Unlike in Sargent, the surfaces of Swansea’s paintings are impressively flat even though they seem to be richly clotted with paint. This impasto is an illusion (not unlike the paradox of Glenn Brown’s painted sheen) to the extent that as with the late works of Roy Lichtenstein one feels these so very evident brush strokes are almost paintings of brush strokes, signifiers of paint built from paint itself.
Also unlike Sargent, Swansea creates some very peculiar, hauntingly strange pictures of almost occult intensity, the subject matter of which is as disturbing as its handling is reassuring. Slow Man (2007), an image of a fluorescent cartoon figure in an apocalyptic seascape, has a nightmarish, inexplicable presence and is one of the most ambitious sky-sea painting in a long while.
Likewise, Child in Tree and Man with Saw, also from this year, has a near-psychedelic potency, with Swansea radically pushing her technique, the bright silver of the saw and sheer oddity of the actual composition, the smeared day-glo flare and symbolist flourish, conjuring a vision adjoining the mystic.
Swansea has also produced some of the weirdest parade scenes since James Ensor and three outstanding examples are here displayed, the real masterpiece being Identity, with its fascist or Soviet pom-pom girls created from the boldest strokes, a near-floral LED display and dashing reflection of water.
Ernst & You is titled after the Times Square sign, the final "ng" of the advertising agency’s full name cropped out, as similarly "tarbucks" has lost its "S." Part of Swansea’s daring is in dealing with such Pop iconography, neon publicity and flashing ads, with so completely un-Popean sensibility. Instead, these paintings are about time, the different "times" of painting and parading, of blinking signage and oil on canvas, the long time it takes to create a gigantic Macy floating figure and the few seconds it takes to see it pass by and be forgotten.
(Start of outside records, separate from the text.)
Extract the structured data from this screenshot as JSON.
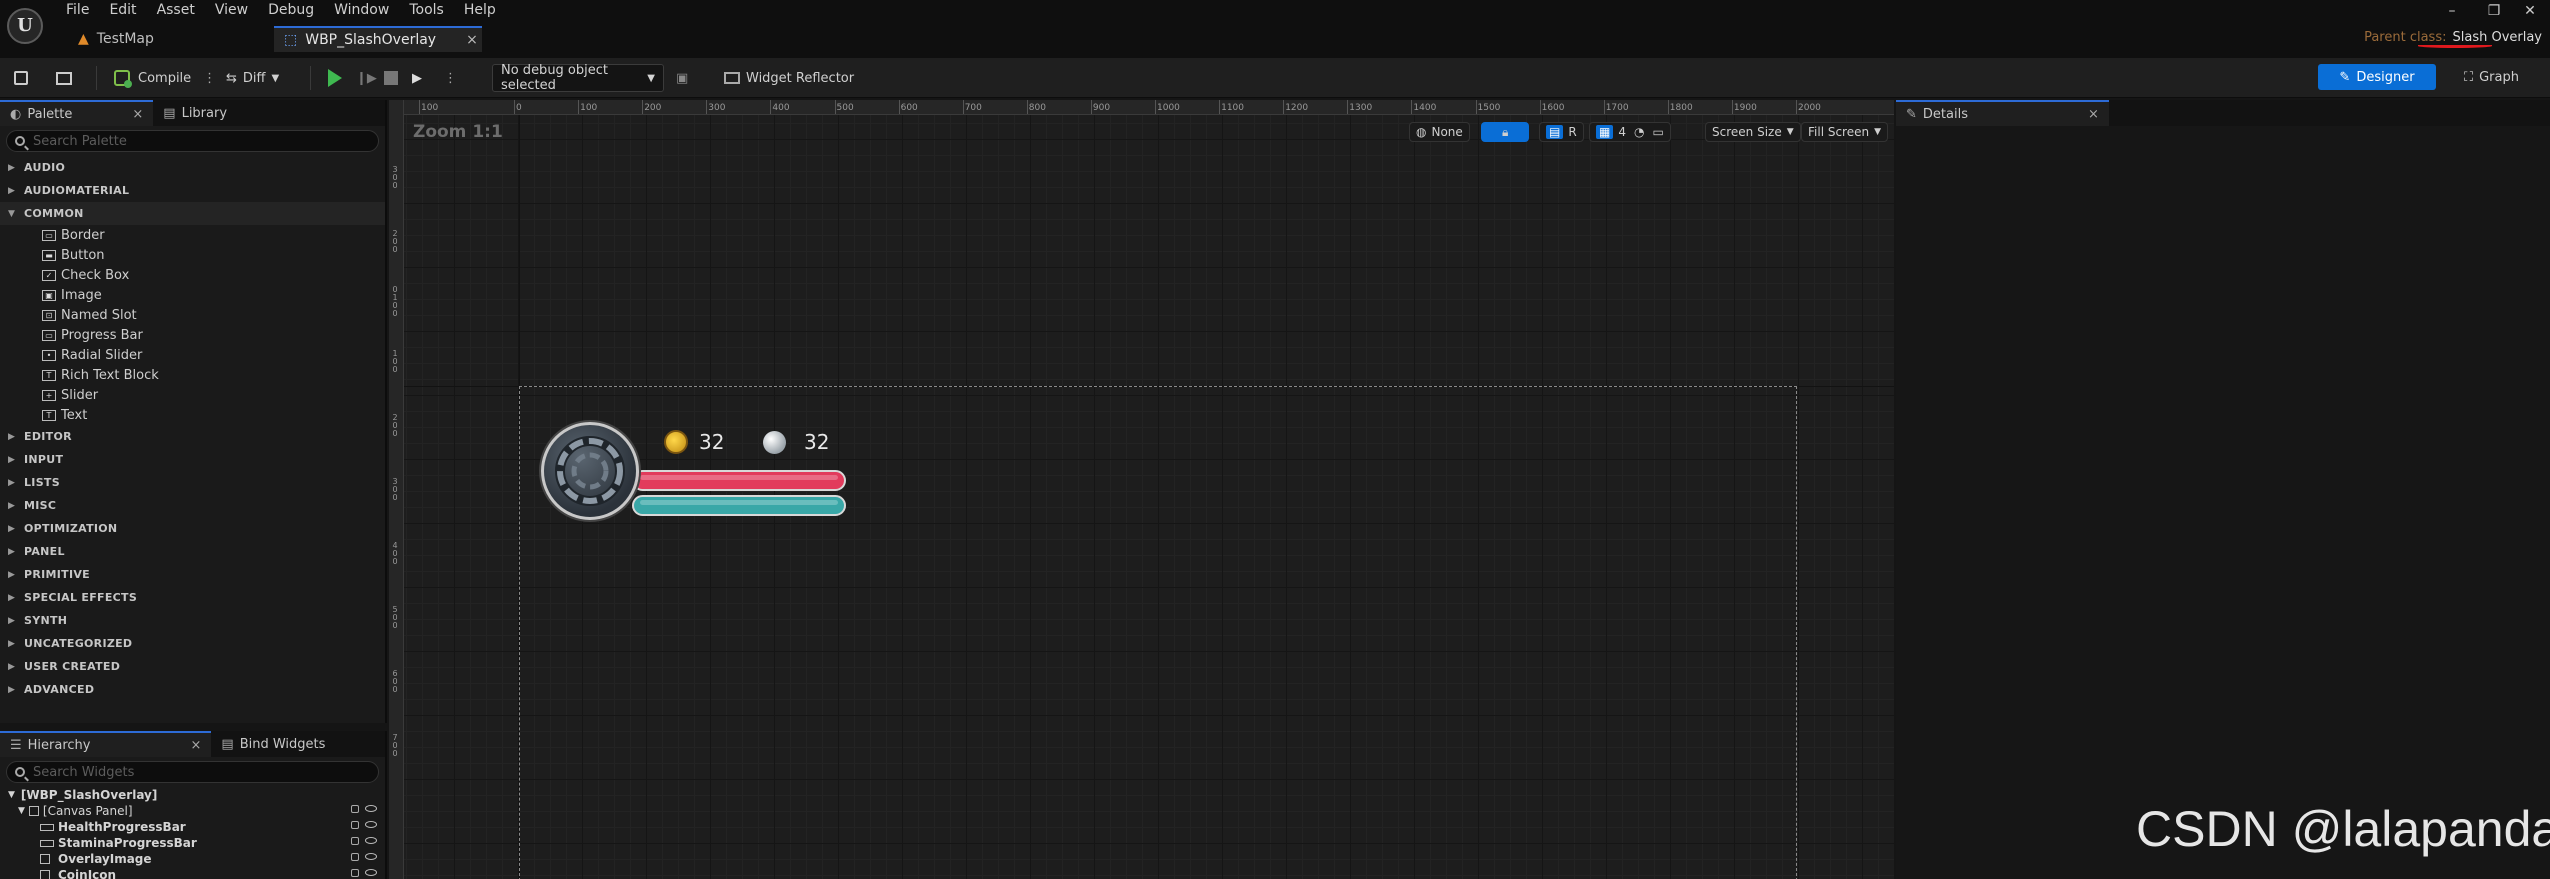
{
  "menu": [
    "File",
    "Edit",
    "Asset",
    "View",
    "Debug",
    "Window",
    "Tools",
    "Help"
  ],
  "tabs": [
    {
      "label": "TestMap"
    },
    {
      "label": "WBP_SlashOverlay",
      "close": "×"
    }
  ],
  "window_controls": {
    "minimize": "–",
    "restore": "❐",
    "close": "✕"
  },
  "parent_class": {
    "label": "Parent class:",
    "value": "Slash Overlay"
  },
  "toolbar": {
    "compile": "Compile",
    "diff": "Diff",
    "debug_object": "No debug object selected",
    "widget_reflector": "Widget Reflector",
    "designer": "Designer",
    "graph": "Graph"
  },
  "palette": {
    "tab": "Palette",
    "library_tab": "Library",
    "close": "×",
    "search_placeholder": "Search Palette",
    "categories_before": [
      "AUDIO",
      "AUDIOMATERIAL"
    ],
    "open_category": "COMMON",
    "common_items": [
      {
        "label": "Border",
        "icon": "▭"
      },
      {
        "label": "Button",
        "icon": "▬"
      },
      {
        "label": "Check Box",
        "icon": "✓"
      },
      {
        "label": "Image",
        "icon": "▣"
      },
      {
        "label": "Named Slot",
        "icon": "⊡"
      },
      {
        "label": "Progress Bar",
        "icon": "▭"
      },
      {
        "label": "Radial Slider",
        "icon": "•"
      },
      {
        "label": "Rich Text Block",
        "icon": "T"
      },
      {
        "label": "Slider",
        "icon": "+"
      },
      {
        "label": "Text",
        "icon": "T"
      }
    ],
    "categories_after": [
      "EDITOR",
      "INPUT",
      "LISTS",
      "MISC",
      "OPTIMIZATION",
      "PANEL",
      "PRIMITIVE",
      "SPECIAL EFFECTS",
      "SYNTH",
      "UNCATEGORIZED",
      "USER CREATED",
      "ADVANCED"
    ]
  },
  "hierarchy": {
    "tab": "Hierarchy",
    "close": "×",
    "bind_tab": "Bind Widgets",
    "search_placeholder": "Search Widgets",
    "rows": [
      {
        "label": "[WBP_SlashOverlay]"
      },
      {
        "label": "[Canvas Panel]"
      },
      {
        "label": "HealthProgressBar"
      },
      {
        "label": "StaminaProgressBar"
      },
      {
        "label": "OverlayImage"
      },
      {
        "label": "CoinIcon"
      }
    ]
  },
  "canvas": {
    "zoom": "Zoom 1:1",
    "ruler_top": [
      "100",
      "0",
      "100",
      "200",
      "300",
      "400",
      "500",
      "600",
      "700",
      "800",
      "900",
      "1000",
      "1100",
      "1200",
      "1300",
      "1400",
      "1500",
      "1600",
      "1700",
      "1800",
      "1900",
      "2000"
    ],
    "ruler_left": [
      "300",
      "200",
      "100",
      "0",
      "100",
      "200",
      "300",
      "400",
      "500",
      "600",
      "700"
    ],
    "view_tools": {
      "none": "None",
      "r": "R",
      "grid": "4",
      "screen_size": "Screen Size",
      "fill_screen": "Fill Screen"
    },
    "hud": {
      "coins": "32",
      "souls": "32",
      "health_percent": 100,
      "stamina_percent": 100
    }
  },
  "details": {
    "tab": "Details",
    "close": "×"
  },
  "watermark": "CSDN @lalapanda"
}
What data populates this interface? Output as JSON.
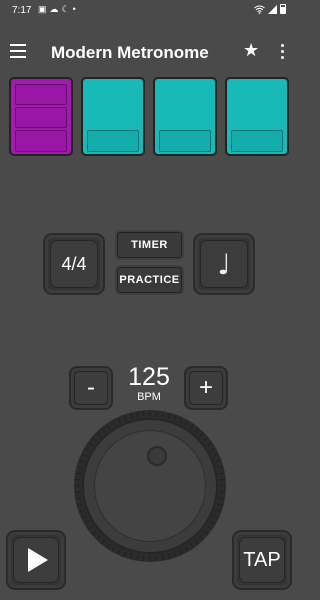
{
  "status_bar": {
    "time": "7:17",
    "indicators": [
      "image-icon",
      "cloud-icon",
      "moon-icon",
      "dot-icon"
    ],
    "right_icons": [
      "wifi-icon",
      "signal-icon",
      "battery-icon"
    ]
  },
  "app_bar": {
    "title": "Modern Metronome",
    "menu_icon": "menu-icon",
    "favorite_icon": "star-icon",
    "more_icon": "more-vert-icon"
  },
  "beats": [
    {
      "type": "accent",
      "color": "#a21aae",
      "levels": 3
    },
    {
      "type": "normal",
      "color": "#18bab8",
      "levels": 1
    },
    {
      "type": "normal",
      "color": "#18bab8",
      "levels": 1
    },
    {
      "type": "normal",
      "color": "#18bab8",
      "levels": 1
    }
  ],
  "controls": {
    "time_signature": "4/4",
    "timer_label": "TIMER",
    "practice_label": "PRACTICE",
    "note_glyph": "♩"
  },
  "tempo": {
    "value": "125",
    "unit": "BPM",
    "minus_label": "-",
    "plus_label": "+"
  },
  "bottom": {
    "play_icon": "play-icon",
    "tap_label": "TAP"
  }
}
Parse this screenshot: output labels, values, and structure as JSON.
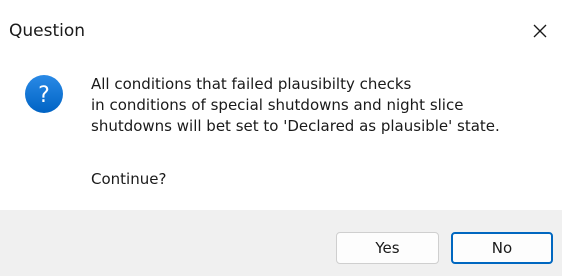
{
  "window": {
    "title": "Question",
    "close_icon": "close-icon"
  },
  "message": {
    "icon": "question-icon",
    "icon_color": "#0078d4",
    "lines": [
      "All conditions that failed plausibilty checks",
      "in conditions of special shutdowns and night slice",
      "shutdowns will bet set to 'Declared as plausible' state."
    ],
    "prompt": "Continue?"
  },
  "buttons": {
    "yes_label": "Yes",
    "no_label": "No",
    "default_button_border": "#0067c0"
  }
}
In Picture Plane we have the time of the Sullivan building, early 20th century architectural ornamentation, the instant time of reflected advert lights in the windows, and a sort of eternity in those humans looking back at us through the glass, ghosts or permanent witnesses.
With these bravura works Swansea reminds us that painting has its own entirely unique temporal agenda unlike any other artistic medium, a magical relationship to time itself that remains its fundamental importance, an importance she has here confirmed and extended both for our sake and that of its continued history.
ADRIAN DANNATT is a New York-based critic and writer.